From the Hill - Forest Industry
October 28th, 2016 - 3:03pm
The forest industry has been a critically important sector in the BC economy for over a century, but it has been hit hard. A 30-year trade war with the United States cost our industry billions of dollars. The softwood lumber agreement did bring back certainty to lumber export access and costs, but the Canadian industry paid a very high price for that certainty, and many mills didn’t survive.
In South Okanagan-West Kootenay, the Weyerhaeuser mill in Okanagan Falls closed in 2007, putting over 200 people out of work. The Pope and Talbot mill in Midway closed in 2007 as well, but fortunately has been reopened by Vaagen Brothers, who have invested in new equipment to create a highly efficient mill that uses the smaller logs that are easier to find in today’s wood supply. The Atco Wood Products company in Fruitvale closed its lumber operation at around the same time to concentrate on veneer products for plywood, which are not subject to softwood lumber quotas and tariffs.

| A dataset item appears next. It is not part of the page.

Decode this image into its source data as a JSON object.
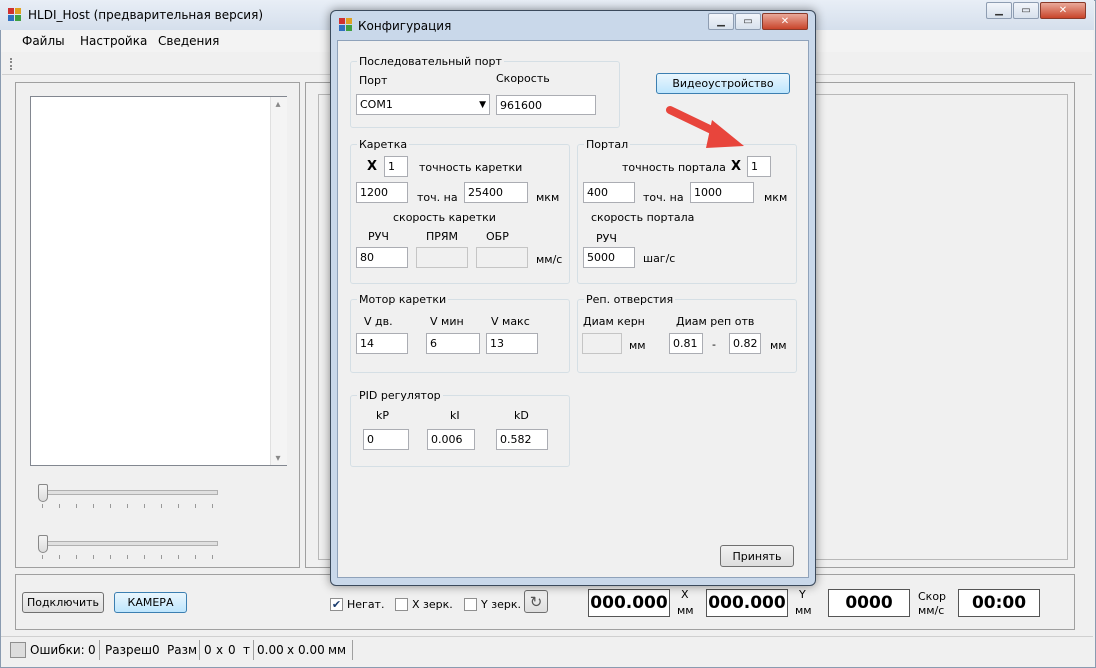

Waste wood in all the local mills is usually chipped and sent to the Celgar pulp mill to add a bit to the bottom line. And pulp mills also depend on these inputs of chips; I heard a pulp mill representative during finance committee hearings that pulp mills would be, in his words, “hooped”, if Canadian sawmills closed because of inaction on the softwood lumber agreement.
The forest industry would like to see the softwood lumber agreement renewed, but not at any cost. They do not want a new agreement that is more punitive than the last, since it is clear that countervail duties are not warranted at all. The Liberal government promised quick action on this file. They repeatedly said these negotiations were an example of how things go right when the President of the United States is a good friend of the Prime Minister. Unfortunately, they’ve failed to deliver.
But the government can and must do more for the forest industry than just get this softwood agreement. The BC industry has been working hard to build new international markets. They have been working on innovative new wood products: In Penticton, Structurlam has been a world leader in the use of huge glulam beams for beautiful structural supports in large buildings, and combining those beams with crosslam wood panels to allow the construction of very tall buildings without steel and concrete. They’ve recently completed an 18-storey project at the University of British Columbia that used 1.7 million board feet of lumber, the tallest wood building in the world. And of course Structurlam gets their lumber locally at mills such as Kalesnikoff in Castlegar, so the benefits are widespread. If we could support domestic markets through the use of these technologies it could help our industry and partially shield us from the political vagaries south of the border.
Yes, the forest industry faces serious challenges: a future with declining wood supply; a future with more frequent catastrophic forest fires and insect epidemics due to climate change; a future with increased uncertainty around demands for wood products; and a future with rising costs associated with trade disputes with the United States. But we can and must take action to support the forest industry and the communities it serves.